Desmodium Gyrans (Dancing Plant)
The dancing plant, as it is well–known is a plant that breaks all the rules of plant behavior. Plants may react to touch or light or fire, but not to music, right? Wrong! This plant is believed to react to sound and it is sound that it is sensitive to (more than anything) Charles Darwin himself was once thrilled and wrote to sir Joseph Hooker in 1873 “now I want to tell you, for my own pleasure, about the movements of the desmodium (gyrans)”.
An obvious catch right? A lot of us are familiar with this predatory sinister plant. If ever there is a plant that exhibits animal behavior, it is the flytrap. Native to Carolina, when an unsuspecting insect approaches the open leaves, all that takes is a brush in the hairs of the plant and a trap closes and locks the insect in. The animal is then digested and used as a supplement to the food suppliers of the plant. Wait, digestion? A plant? You read that well. It’s one of the most amazing carnivorous plants.
Spotted Knapweed (Offensive Plants)
Here comes a plant that can wage wars, seriously? This is a plant that is a serious threat to rangelands. To absorb some nutrients from the soil, Knapweed root deploys an array of chemicals, but this chemicals also have a nasty benefit, they seem to kill off lots of other plants so that the knapweed can take even more hold on the soil, or territory. A behavior that seems a lot animal–like.
Another carnivorous plant is the Pitcher plant. Evolution has left the leaves developed into funnel shape, with a hood structure growing over the opening. The trap set by this plant is pretty simple, insects are attracted by color and scent, and nectar near the opening. Once the insect gets close, it steps on the slippery opening and falls into the interior where it ultimately dies and digested.
Better known as monkey cups, a nickname these plants earned due to the fact that monkeys are sometimes observed drinking rainwater from them. They are also carnivorous, trapping insects, but larger species of these plants (like the Nepenthes Rafflesiana) also trap even rats. We have already established that these plants look like cups, so these cups contains syrup and fluids which are used to drown and digest animals that fall therein. The next time you think humans traditionally are the only ones that hunted rats, think twice.
Animal–like Plants: Drosera
Commonly called the Sundews, is a carnivorous plant with nearly 200 species. The defining features of this plant are the movable tentacles which have sweet and sticky nectar–like secretions.

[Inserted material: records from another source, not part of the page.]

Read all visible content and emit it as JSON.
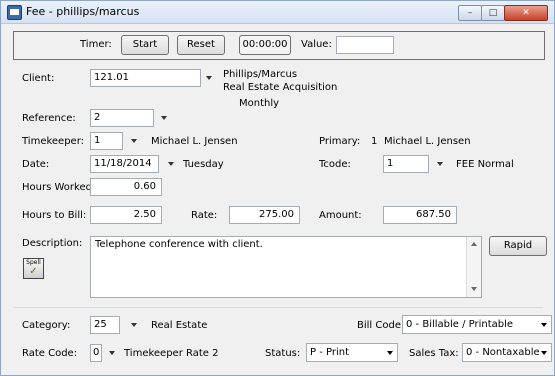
{
  "window": {
    "title": "Fee - phillips/marcus"
  },
  "timer": {
    "label": "Timer:",
    "start_label": "Start",
    "reset_label": "Reset",
    "elapsed": "00:00:00",
    "value_label": "Value:",
    "value": ""
  },
  "client": {
    "label": "Client:",
    "value": "121.01",
    "name": "Phillips/Marcus",
    "matter": "Real Estate Acquisition",
    "frequency": "Monthly"
  },
  "reference": {
    "label": "Reference:",
    "value": "2"
  },
  "timekeeper": {
    "label": "Timekeeper:",
    "value": "1",
    "name": "Michael L. Jensen"
  },
  "primary": {
    "label": "Primary:",
    "value": "1",
    "name": "Michael L. Jensen"
  },
  "date": {
    "label": "Date:",
    "value": "11/18/2014",
    "weekday": "Tuesday"
  },
  "tcode": {
    "label": "Tcode:",
    "value": "1",
    "name": "FEE Normal"
  },
  "hours_worked": {
    "label": "Hours Worked:",
    "value": "0.60"
  },
  "hours_to_bill": {
    "label": "Hours to Bill:",
    "value": "2.50"
  },
  "rate": {
    "label": "Rate:",
    "value": "275.00"
  },
  "amount": {
    "label": "Amount:",
    "value": "687.50"
  },
  "description": {
    "label": "Description:",
    "value": "Telephone conference with client.",
    "spell_label": "Spell",
    "rapid_label": "Rapid"
  },
  "category": {
    "label": "Category:",
    "value": "25",
    "name": "Real Estate"
  },
  "bill_code": {
    "label": "Bill Code:",
    "value": "0 - Billable / Printable"
  },
  "rate_code": {
    "label": "Rate Code:",
    "value": "0",
    "name": "Timekeeper Rate 2"
  },
  "status": {
    "label": "Status:",
    "value": "P - Print"
  },
  "sales_tax": {
    "label": "Sales Tax:",
    "value": "0 - Nontaxable"
  }
}
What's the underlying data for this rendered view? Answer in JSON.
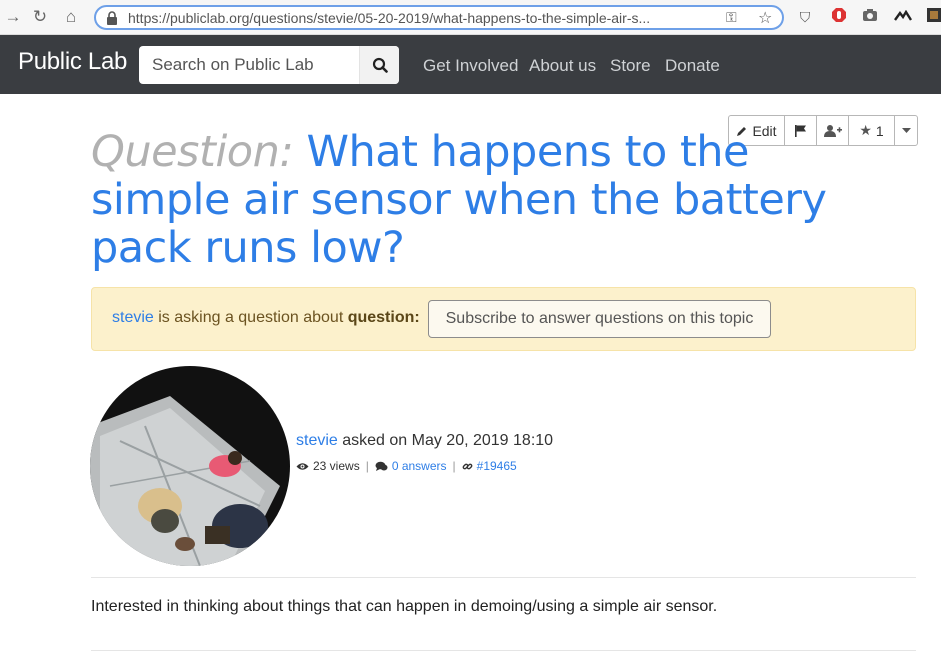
{
  "browser": {
    "url": "https://publiclab.org/questions/stevie/05-20-2019/what-happens-to-the-simple-air-s..."
  },
  "header": {
    "brand": "Public Lab",
    "search_placeholder": "Search on Public Lab",
    "nav": [
      "Get Involved",
      "About us",
      "Store",
      "Donate"
    ]
  },
  "toolbar": {
    "edit_label": "Edit",
    "star_count": "1"
  },
  "question": {
    "label": "Question:",
    "title": " What happens to the simple air sensor when the battery pack runs low?"
  },
  "alert": {
    "user": "stevie",
    "text_middle": " is asking a question about ",
    "topic": "question:",
    "subscribe_label": "Subscribe to answer questions on this topic"
  },
  "author": {
    "name": "stevie",
    "asked_text": " asked on May 20, 2019 18:10",
    "views": "23 views",
    "answers": "0 answers",
    "node_id": "#19465"
  },
  "body": {
    "text": "Interested in thinking about things that can happen in demoing/using a simple air sensor."
  },
  "colors": {
    "accent": "#2e7ee6",
    "header_bg": "#3a3d41",
    "alert_bg": "#fcf1cc"
  }
}
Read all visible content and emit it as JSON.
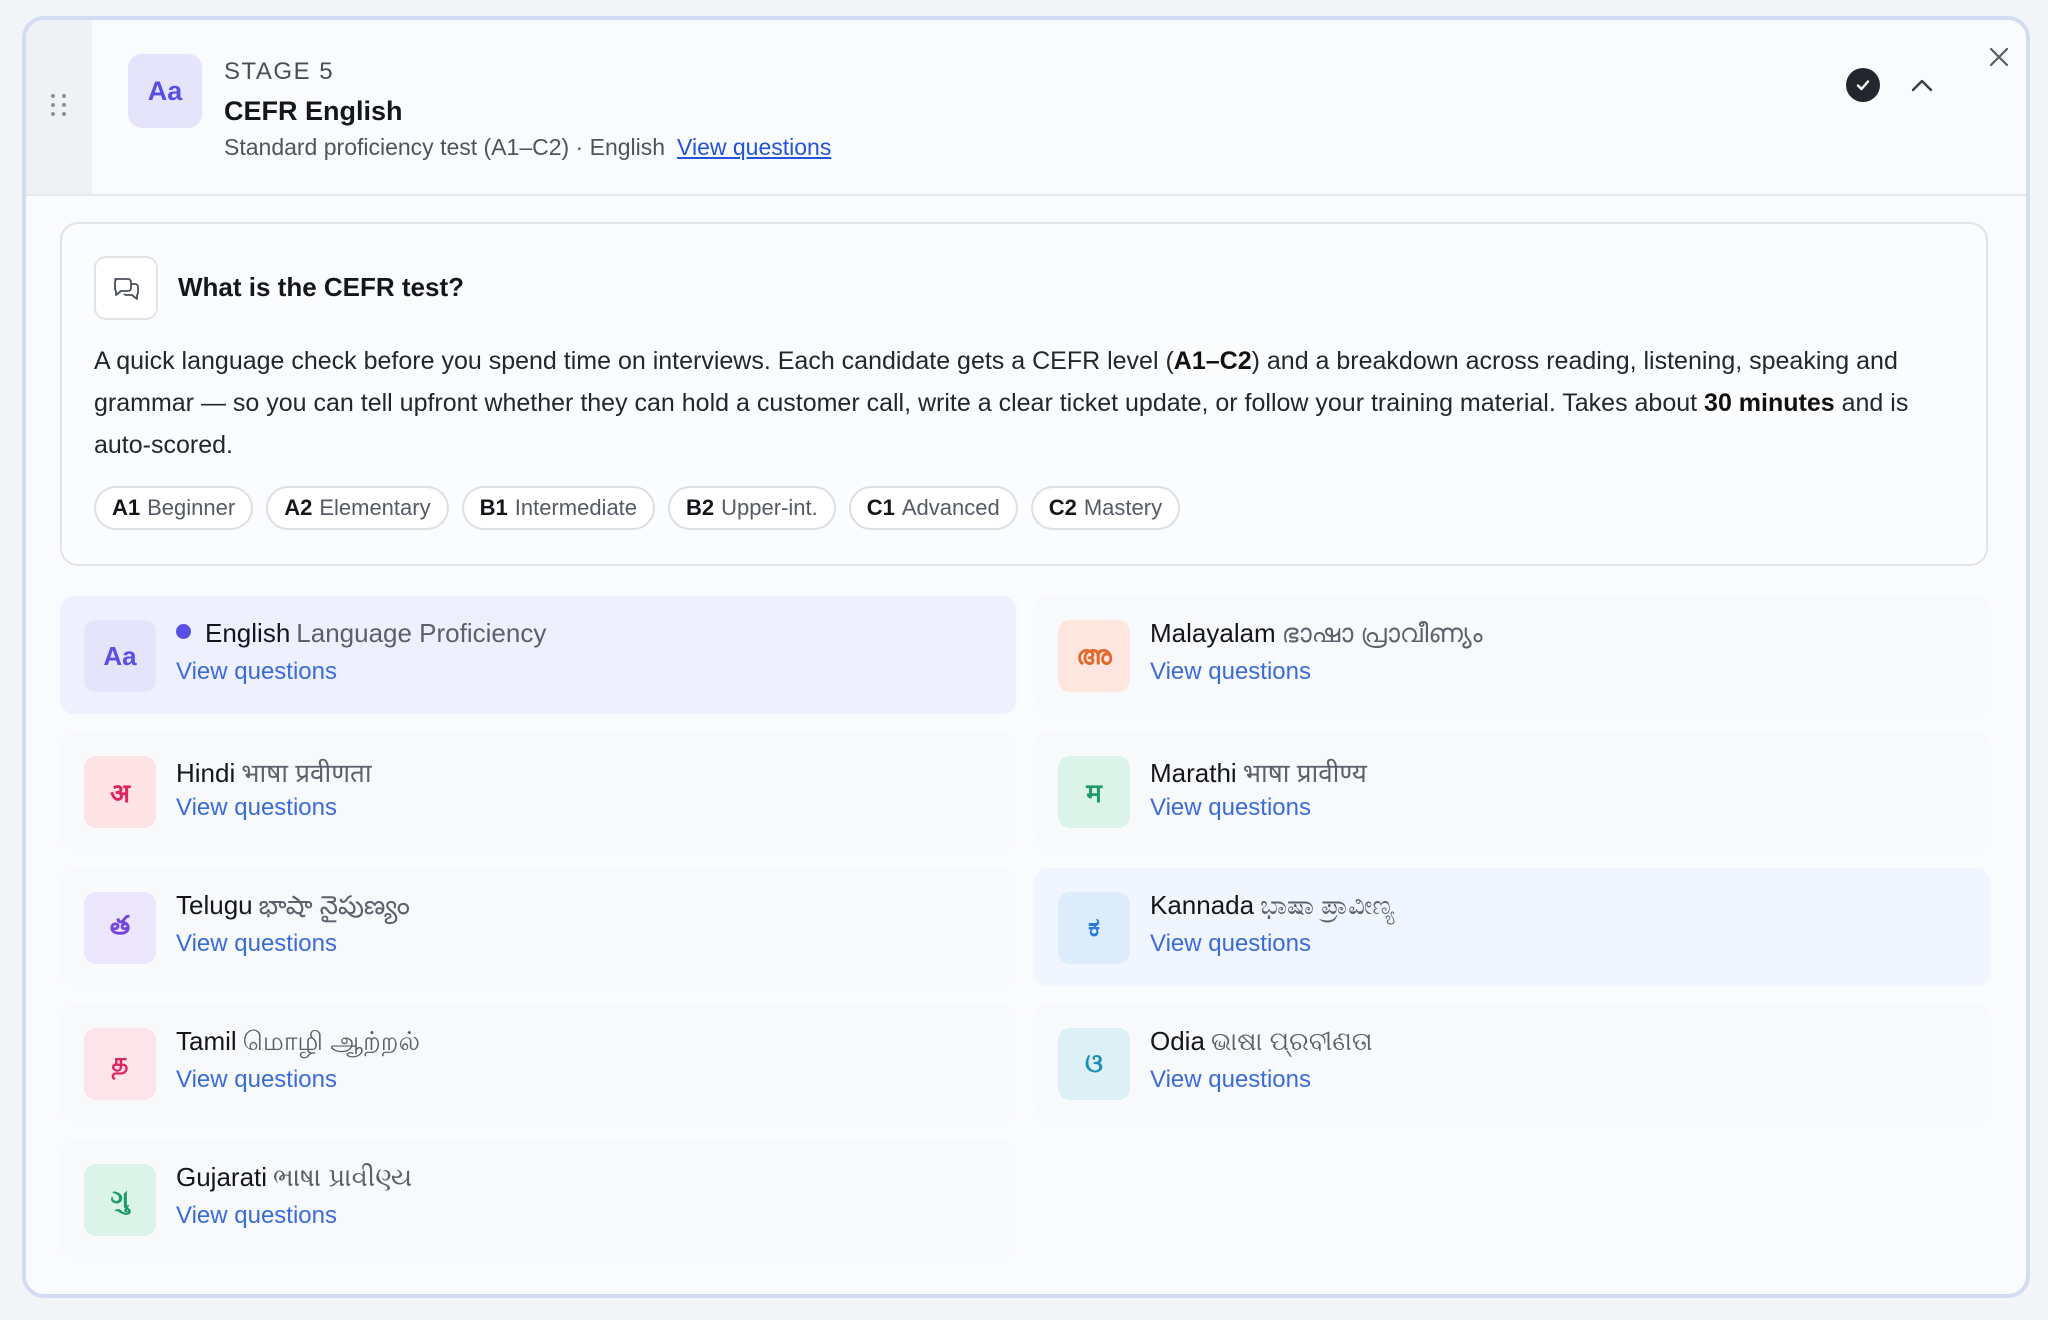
{
  "stage": {
    "label": "STAGE 5",
    "badge": "Aa",
    "title": "CEFR English",
    "subtitle": "Standard proficiency test (A1–C2) · English",
    "view_link": "View questions",
    "status": "completed"
  },
  "info": {
    "title": "What is the CEFR test?",
    "body_1": "A quick language check before you spend time on interviews. Each candidate gets a CEFR level (",
    "body_bold_1": "A1–C2",
    "body_2": ") and a breakdown across reading, listening, speaking and grammar — so you can tell upfront whether they can hold a customer call, write a clear ticket update, or follow your training material. Takes about ",
    "body_bold_2": "30 minutes",
    "body_3": " and is auto-scored.",
    "levels": [
      {
        "code": "A1",
        "name": "Beginner"
      },
      {
        "code": "A2",
        "name": "Elementary"
      },
      {
        "code": "B1",
        "name": "Intermediate"
      },
      {
        "code": "B2",
        "name": "Upper-int."
      },
      {
        "code": "C1",
        "name": "Advanced"
      },
      {
        "code": "C2",
        "name": "Mastery"
      }
    ]
  },
  "languages": [
    {
      "name": "English",
      "native": "Language Proficiency",
      "badge": "Aa",
      "link": "View questions",
      "badge_bg": "#e5e4fb",
      "badge_fg": "#5850e6",
      "selected": true
    },
    {
      "name": "Malayalam",
      "native": "ഭാഷാ പ്രാവീണ്യം",
      "badge": "അ",
      "link": "View questions",
      "badge_bg": "#fde6df",
      "badge_fg": "#e06a2c"
    },
    {
      "name": "Hindi",
      "native": "भाषा प्रवीणता",
      "badge": "अ",
      "link": "View questions",
      "badge_bg": "#fde3e6",
      "badge_fg": "#e0245e"
    },
    {
      "name": "Marathi",
      "native": "भाषा प्रावीण्य",
      "badge": "म",
      "link": "View questions",
      "badge_bg": "#dcf3ea",
      "badge_fg": "#1f9a6c"
    },
    {
      "name": "Telugu",
      "native": "భాషా నైపుణ్యం",
      "badge": "త",
      "link": "View questions",
      "badge_bg": "#ebe6fb",
      "badge_fg": "#7645e0"
    },
    {
      "name": "Kannada",
      "native": "ಭಾಷಾ ಪ್ರಾವೀಣ್ಯ",
      "badge": "ಕ",
      "link": "View questions",
      "badge_bg": "#dcecfb",
      "badge_fg": "#2a7ad8"
    },
    {
      "name": "Tamil",
      "native": "மொழி ஆற்றல்",
      "badge": "த",
      "link": "View questions",
      "badge_bg": "#fde3ea",
      "badge_fg": "#e0245e"
    },
    {
      "name": "Odia",
      "native": "ଭାଷା ପ୍ରବୀଣତା",
      "badge": "ଓ",
      "link": "View questions",
      "badge_bg": "#dcf0f6",
      "badge_fg": "#1d8fb0"
    },
    {
      "name": "Gujarati",
      "native": "ભાષા પ્રાવીણ્ય",
      "badge": "ગુ",
      "link": "View questions",
      "badge_bg": "#dcf3ea",
      "badge_fg": "#1f9a6c"
    }
  ]
}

Once the insect lands on the secretions for a meal, they are trapped, and the plant directs pretty cool reinforcements of more tentacles to trap it further. The plant is then digested and absorbed. The idea of digestion seems pretty common with the plant world.